Records from a collection
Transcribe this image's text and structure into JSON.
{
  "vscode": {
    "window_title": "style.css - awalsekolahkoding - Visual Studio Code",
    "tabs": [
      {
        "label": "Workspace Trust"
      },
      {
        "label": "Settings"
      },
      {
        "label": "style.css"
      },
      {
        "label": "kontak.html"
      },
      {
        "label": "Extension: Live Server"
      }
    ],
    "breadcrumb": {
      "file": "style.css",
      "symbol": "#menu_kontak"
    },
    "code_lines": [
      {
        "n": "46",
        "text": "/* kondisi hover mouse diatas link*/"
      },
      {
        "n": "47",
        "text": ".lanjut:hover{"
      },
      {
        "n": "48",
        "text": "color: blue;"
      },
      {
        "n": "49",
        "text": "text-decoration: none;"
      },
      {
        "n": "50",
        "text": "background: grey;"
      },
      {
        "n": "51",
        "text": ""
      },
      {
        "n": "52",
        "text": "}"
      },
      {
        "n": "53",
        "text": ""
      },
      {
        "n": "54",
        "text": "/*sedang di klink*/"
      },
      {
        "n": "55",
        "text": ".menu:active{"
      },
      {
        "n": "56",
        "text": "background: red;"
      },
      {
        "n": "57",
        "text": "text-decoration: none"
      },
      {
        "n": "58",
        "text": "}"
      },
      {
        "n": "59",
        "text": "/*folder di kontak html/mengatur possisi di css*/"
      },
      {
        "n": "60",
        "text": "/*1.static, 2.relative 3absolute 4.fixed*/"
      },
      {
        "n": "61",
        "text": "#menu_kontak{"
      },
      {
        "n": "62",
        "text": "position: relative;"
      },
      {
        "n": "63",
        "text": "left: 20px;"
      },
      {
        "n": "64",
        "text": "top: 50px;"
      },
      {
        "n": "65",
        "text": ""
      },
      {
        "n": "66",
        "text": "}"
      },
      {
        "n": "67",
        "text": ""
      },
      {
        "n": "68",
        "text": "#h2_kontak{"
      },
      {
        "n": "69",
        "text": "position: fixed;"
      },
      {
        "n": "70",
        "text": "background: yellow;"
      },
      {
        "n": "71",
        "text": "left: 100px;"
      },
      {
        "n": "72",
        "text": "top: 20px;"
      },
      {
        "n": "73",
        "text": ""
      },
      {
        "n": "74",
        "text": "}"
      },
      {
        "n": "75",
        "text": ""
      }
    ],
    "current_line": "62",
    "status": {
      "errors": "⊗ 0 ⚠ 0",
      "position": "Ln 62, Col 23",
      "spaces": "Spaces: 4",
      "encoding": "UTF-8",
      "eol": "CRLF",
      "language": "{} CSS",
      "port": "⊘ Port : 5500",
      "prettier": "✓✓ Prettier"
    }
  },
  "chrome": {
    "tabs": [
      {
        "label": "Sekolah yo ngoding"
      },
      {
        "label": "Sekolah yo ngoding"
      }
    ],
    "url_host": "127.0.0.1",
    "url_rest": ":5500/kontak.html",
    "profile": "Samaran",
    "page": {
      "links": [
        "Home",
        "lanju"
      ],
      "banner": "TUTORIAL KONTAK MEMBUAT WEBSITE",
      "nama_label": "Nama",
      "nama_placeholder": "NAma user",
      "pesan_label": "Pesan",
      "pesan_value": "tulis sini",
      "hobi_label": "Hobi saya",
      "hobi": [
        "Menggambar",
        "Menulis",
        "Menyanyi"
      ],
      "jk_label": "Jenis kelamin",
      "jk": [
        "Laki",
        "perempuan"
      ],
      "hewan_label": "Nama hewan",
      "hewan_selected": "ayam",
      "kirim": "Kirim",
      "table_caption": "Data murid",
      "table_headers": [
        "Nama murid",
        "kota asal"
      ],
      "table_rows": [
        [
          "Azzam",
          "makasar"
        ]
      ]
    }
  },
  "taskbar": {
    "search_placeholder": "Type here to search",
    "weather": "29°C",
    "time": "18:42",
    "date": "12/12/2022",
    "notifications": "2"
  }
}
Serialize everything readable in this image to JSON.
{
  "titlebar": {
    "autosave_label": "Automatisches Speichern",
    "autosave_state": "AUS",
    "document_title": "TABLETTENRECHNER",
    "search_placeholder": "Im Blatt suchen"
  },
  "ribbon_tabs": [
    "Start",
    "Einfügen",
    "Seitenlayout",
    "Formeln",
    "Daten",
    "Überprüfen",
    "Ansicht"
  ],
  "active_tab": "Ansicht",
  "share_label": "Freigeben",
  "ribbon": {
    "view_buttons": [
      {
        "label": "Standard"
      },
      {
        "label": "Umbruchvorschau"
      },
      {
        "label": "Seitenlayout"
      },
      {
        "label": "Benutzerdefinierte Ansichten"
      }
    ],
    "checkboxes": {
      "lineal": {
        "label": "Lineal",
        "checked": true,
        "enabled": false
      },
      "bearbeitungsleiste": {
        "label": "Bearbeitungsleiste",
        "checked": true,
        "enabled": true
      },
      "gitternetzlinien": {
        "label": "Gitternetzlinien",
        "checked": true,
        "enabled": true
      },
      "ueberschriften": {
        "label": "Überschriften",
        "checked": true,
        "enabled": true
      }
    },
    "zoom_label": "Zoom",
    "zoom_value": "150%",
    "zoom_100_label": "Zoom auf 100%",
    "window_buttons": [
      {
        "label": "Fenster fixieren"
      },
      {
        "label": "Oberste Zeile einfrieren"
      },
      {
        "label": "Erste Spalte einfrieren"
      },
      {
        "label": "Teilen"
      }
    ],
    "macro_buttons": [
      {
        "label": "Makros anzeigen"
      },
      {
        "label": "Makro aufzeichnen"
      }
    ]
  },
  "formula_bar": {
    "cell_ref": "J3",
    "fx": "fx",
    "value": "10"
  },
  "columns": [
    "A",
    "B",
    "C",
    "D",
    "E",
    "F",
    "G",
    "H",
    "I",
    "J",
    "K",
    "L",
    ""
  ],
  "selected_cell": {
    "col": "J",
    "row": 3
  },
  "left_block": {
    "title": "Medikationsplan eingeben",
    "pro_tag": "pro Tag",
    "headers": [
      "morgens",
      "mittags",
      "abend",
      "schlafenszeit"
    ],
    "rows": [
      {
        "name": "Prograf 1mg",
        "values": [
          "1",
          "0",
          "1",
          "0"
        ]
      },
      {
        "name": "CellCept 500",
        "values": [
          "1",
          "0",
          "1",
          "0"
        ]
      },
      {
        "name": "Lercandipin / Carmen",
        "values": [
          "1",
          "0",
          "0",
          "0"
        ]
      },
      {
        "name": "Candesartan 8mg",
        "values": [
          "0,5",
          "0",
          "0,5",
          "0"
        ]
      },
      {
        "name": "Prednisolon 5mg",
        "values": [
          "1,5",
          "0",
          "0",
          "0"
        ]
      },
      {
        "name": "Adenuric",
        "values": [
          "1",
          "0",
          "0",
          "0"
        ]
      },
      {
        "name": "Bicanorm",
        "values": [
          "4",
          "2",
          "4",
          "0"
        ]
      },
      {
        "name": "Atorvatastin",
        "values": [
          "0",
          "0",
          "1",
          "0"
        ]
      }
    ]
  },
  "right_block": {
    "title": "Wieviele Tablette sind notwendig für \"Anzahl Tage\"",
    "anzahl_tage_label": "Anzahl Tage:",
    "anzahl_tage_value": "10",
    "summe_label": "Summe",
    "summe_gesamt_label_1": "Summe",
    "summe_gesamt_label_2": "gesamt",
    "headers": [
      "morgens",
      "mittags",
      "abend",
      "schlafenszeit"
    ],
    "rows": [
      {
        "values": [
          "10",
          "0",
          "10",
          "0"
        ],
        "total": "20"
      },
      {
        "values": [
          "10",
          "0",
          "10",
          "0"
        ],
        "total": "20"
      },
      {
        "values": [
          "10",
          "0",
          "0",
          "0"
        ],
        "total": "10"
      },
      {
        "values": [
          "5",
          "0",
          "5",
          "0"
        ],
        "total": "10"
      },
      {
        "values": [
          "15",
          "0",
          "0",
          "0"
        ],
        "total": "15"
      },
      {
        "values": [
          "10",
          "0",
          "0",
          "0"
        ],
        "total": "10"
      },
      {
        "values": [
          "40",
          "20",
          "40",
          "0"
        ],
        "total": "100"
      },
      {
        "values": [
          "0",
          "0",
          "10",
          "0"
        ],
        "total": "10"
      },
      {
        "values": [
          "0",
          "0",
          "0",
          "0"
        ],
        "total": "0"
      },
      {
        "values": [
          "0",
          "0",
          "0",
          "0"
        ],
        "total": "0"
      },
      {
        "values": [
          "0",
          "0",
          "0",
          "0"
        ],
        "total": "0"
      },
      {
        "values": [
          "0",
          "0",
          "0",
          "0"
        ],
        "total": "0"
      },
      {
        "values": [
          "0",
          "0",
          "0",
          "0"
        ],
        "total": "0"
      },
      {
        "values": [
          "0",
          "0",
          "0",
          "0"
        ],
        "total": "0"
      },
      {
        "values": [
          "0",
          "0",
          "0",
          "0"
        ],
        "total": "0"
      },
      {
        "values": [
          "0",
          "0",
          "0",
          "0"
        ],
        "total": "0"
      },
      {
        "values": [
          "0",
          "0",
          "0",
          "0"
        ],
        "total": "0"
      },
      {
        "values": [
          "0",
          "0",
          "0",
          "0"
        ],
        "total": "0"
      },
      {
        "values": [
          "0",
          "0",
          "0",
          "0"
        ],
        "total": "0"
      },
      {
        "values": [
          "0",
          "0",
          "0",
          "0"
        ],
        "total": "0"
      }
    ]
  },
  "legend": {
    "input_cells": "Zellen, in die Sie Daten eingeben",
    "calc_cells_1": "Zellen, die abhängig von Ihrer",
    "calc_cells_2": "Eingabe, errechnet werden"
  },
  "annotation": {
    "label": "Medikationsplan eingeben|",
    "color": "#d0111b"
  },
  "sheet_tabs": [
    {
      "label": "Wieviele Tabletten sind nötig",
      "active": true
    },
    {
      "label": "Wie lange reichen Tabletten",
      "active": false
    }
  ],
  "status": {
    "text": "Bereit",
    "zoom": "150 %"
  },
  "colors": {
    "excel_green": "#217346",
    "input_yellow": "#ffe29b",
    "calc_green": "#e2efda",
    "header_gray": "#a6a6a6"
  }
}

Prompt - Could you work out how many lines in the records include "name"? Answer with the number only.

Response box - 8